Exercise prompt: Retype the data below, every word of it, exactly.

─── Excerpted records

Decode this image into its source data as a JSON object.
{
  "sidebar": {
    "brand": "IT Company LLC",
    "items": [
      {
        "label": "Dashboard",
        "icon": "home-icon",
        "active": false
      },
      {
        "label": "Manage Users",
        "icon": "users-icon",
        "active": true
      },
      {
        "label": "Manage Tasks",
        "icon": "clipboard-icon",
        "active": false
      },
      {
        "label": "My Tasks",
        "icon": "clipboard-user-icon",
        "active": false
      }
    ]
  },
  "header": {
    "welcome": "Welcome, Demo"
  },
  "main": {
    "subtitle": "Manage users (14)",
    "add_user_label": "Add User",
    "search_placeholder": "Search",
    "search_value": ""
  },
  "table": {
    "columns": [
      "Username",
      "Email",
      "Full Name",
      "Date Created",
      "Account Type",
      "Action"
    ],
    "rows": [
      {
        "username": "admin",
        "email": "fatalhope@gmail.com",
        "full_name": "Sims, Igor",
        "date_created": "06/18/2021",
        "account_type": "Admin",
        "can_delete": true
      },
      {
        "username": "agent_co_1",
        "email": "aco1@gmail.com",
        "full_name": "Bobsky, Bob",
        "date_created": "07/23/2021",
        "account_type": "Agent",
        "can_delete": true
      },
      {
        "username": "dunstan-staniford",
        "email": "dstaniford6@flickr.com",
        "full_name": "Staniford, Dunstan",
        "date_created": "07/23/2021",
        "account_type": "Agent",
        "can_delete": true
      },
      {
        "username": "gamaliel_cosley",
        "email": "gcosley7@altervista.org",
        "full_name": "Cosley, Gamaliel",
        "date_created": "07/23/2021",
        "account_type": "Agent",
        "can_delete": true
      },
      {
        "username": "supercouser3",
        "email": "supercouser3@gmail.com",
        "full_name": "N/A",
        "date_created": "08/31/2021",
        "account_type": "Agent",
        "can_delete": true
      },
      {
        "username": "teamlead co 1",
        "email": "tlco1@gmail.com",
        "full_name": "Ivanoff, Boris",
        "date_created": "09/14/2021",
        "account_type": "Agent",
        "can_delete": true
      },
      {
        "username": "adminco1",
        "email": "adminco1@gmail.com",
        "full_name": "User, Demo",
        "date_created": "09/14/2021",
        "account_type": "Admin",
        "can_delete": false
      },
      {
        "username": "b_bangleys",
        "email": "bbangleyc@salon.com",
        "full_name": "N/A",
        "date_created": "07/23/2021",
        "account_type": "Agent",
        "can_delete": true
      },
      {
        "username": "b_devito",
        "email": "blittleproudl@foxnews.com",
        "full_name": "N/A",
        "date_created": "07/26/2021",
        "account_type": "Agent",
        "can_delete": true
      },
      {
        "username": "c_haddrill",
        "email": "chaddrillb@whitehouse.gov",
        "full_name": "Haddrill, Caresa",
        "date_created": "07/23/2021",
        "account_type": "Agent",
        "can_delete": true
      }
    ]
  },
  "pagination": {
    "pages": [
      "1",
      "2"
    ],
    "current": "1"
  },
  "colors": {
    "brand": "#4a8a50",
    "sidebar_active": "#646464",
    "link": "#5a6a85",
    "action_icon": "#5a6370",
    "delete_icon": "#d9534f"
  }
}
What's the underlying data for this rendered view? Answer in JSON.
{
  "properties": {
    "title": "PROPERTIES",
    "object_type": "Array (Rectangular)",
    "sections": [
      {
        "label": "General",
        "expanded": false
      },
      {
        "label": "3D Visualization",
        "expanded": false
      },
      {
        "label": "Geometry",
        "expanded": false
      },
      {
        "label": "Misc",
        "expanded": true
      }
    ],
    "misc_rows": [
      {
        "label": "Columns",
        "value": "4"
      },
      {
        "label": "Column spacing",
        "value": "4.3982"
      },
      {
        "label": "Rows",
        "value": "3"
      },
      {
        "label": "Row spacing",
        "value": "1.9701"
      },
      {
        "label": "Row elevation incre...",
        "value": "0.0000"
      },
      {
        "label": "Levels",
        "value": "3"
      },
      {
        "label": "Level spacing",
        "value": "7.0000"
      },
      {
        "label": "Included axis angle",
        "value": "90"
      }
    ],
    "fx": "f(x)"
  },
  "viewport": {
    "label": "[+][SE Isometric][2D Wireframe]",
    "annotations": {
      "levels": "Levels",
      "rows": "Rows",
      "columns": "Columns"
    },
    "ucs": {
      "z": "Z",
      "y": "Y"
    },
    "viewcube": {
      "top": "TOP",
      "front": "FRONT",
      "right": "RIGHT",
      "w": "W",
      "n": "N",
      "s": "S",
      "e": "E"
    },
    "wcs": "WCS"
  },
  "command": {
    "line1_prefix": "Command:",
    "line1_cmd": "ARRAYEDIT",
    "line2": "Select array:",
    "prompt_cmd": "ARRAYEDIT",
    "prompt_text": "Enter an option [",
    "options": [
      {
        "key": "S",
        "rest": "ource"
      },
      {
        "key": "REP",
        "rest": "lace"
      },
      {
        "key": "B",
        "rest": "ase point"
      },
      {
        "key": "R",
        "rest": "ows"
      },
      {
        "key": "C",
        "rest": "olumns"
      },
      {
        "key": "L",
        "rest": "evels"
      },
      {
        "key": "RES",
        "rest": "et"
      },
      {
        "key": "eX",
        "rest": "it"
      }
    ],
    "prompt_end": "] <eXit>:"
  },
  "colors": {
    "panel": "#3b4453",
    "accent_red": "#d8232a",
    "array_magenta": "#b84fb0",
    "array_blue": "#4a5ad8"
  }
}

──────

Problem solution:
Decode this image into its source data as a JSON object.
{
  "sidebar": {
    "brand": "IT Company LLC",
    "items": [
      {
        "label": "Dashboard",
        "icon": "home-icon",
        "active": false
      },
      {
        "label": "Manage Users",
        "icon": "users-icon",
        "active": true
      },
      {
        "label": "Manage Tasks",
        "icon": "clipboard-icon",
        "active": false
      },
      {
        "label": "My Tasks",
        "icon": "clipboard-user-icon",
        "active": false
      }
    ]
  },
  "header": {
    "welcome": "Welcome, Demo"
  },
  "main": {
    "subtitle": "Manage users (14)",
    "add_user_label": "Add User",
    "search_placeholder": "Search",
    "search_value": ""
  },
  "table": {
    "columns": [
      "Username",
      "Email",
      "Full Name",
      "Date Created",
      "Account Type",
      "Action"
    ],
    "rows": [
      {
        "username": "admin",
        "email": "fatalhope@gmail.com",
        "full_name": "Sims, Igor",
        "date_created": "06/18/2021",
        "account_type": "Admin",
        "can_delete": true
      },
      {
        "username": "agent_co_1",
        "email": "aco1@gmail.com",
        "full_name": "Bobsky, Bob",
        "date_created": "07/23/2021",
        "account_type": "Agent",
        "can_delete": true
      },
      {
        "username": "dunstan-staniford",
        "email": "dstaniford6@flickr.com",
        "full_name": "Staniford, Dunstan",
        "date_created": "07/23/2021",
        "account_type": "Agent",
        "can_delete": true
      },
      {
        "username": "gamaliel_cosley",
        "email": "gcosley7@altervista.org",
        "full_name": "Cosley, Gamaliel",
        "date_created": "07/23/2021",
        "account_type": "Agent",
        "can_delete": true
      },
      {
        "username": "supercouser3",
        "email": "supercouser3@gmail.com",
        "full_name": "N/A",
        "date_created": "08/31/2021",
        "account_type": "Agent",
        "can_delete": true
      },
      {
        "username": "teamlead co 1",
        "email": "tlco1@gmail.com",
        "full_name": "Ivanoff, Boris",
        "date_created": "09/14/2021",
        "account_type": "Agent",
        "can_delete": true
      },
      {
        "username": "adminco1",
        "email": "adminco1@gmail.com",
        "full_name": "User, Demo",
        "date_created": "09/14/2021",
        "account_type": "Admin",
        "can_delete": false
      },
      {
        "username": "b_bangleys",
        "email": "bbangleyc@salon.com",
        "full_name": "N/A",
        "date_created": "07/23/2021",
        "account_type": "Agent",
        "can_delete": true
      },
      {
        "username": "b_devito",
        "email": "blittleproudl@foxnews.com",
        "full_name": "N/A",
        "date_created": "07/26/2021",
        "account_type": "Agent",
        "can_delete": true
      },
      {
        "username": "c_haddrill",
        "email": "chaddrillb@whitehouse.gov",
        "full_name": "Haddrill, Caresa",
        "date_created": "07/23/2021",
        "account_type": "Agent",
        "can_delete": true
      }
    ]
  },
  "pagination": {
    "pages": [
      "1",
      "2"
    ],
    "current": "1"
  },
  "colors": {
    "brand": "#4a8a50",
    "sidebar_active": "#646464",
    "link": "#5a6a85",
    "action_icon": "#5a6370",
    "delete_icon": "#d9534f"
  }
}
What's the underlying data for this rendered view? Answer in JSON.
{
  "properties": {
    "title": "PROPERTIES",
    "object_type": "Array (Rectangular)",
    "sections": [
      {
        "label": "General",
        "expanded": false
      },
      {
        "label": "3D Visualization",
        "expanded": false
      },
      {
        "label": "Geometry",
        "expanded": false
      },
      {
        "label": "Misc",
        "expanded": true
      }
    ],
    "misc_rows": [
      {
        "label": "Columns",
        "value": "4"
      },
      {
        "label": "Column spacing",
        "value": "4.3982"
      },
      {
        "label": "Rows",
        "value": "3"
      },
      {
        "label": "Row spacing",
        "value": "1.9701"
      },
      {
        "label": "Row elevation incre...",
        "value": "0.0000"
      },
      {
        "label": "Levels",
        "value": "3"
      },
      {
        "label": "Level spacing",
        "value": "7.0000"
      },
      {
        "label": "Included axis angle",
        "value": "90"
      }
    ],
    "fx": "f(x)"
  },
  "viewport": {
    "label": "[+][SE Isometric][2D Wireframe]",
    "annotations": {
      "levels": "Levels",
      "rows": "Rows",
      "columns": "Columns"
    },
    "ucs": {
      "z": "Z",
      "y": "Y"
    },
    "viewcube": {
      "top": "TOP",
      "front": "FRONT",
      "right": "RIGHT",
      "w": "W",
      "n": "N",
      "s": "S",
      "e": "E"
    },
    "wcs": "WCS"
  },
  "command": {
    "line1_prefix": "Command:",
    "line1_cmd": "ARRAYEDIT",
    "line2": "Select array:",
    "prompt_cmd": "ARRAYEDIT",
    "prompt_text": "Enter an option [",
    "options": [
      {
        "key": "S",
        "rest": "ource"
      },
      {
        "key": "REP",
        "rest": "lace"
      },
      {
        "key": "B",
        "rest": "ase point"
      },
      {
        "key": "R",
        "rest": "ows"
      },
      {
        "key": "C",
        "rest": "olumns"
      },
      {
        "key": "L",
        "rest": "evels"
      },
      {
        "key": "RES",
        "rest": "et"
      },
      {
        "key": "eX",
        "rest": "it"
      }
    ],
    "prompt_end": "] <eXit>:"
  },
  "colors": {
    "panel": "#3b4453",
    "accent_red": "#d8232a",
    "array_magenta": "#b84fb0",
    "array_blue": "#4a5ad8"
  }
}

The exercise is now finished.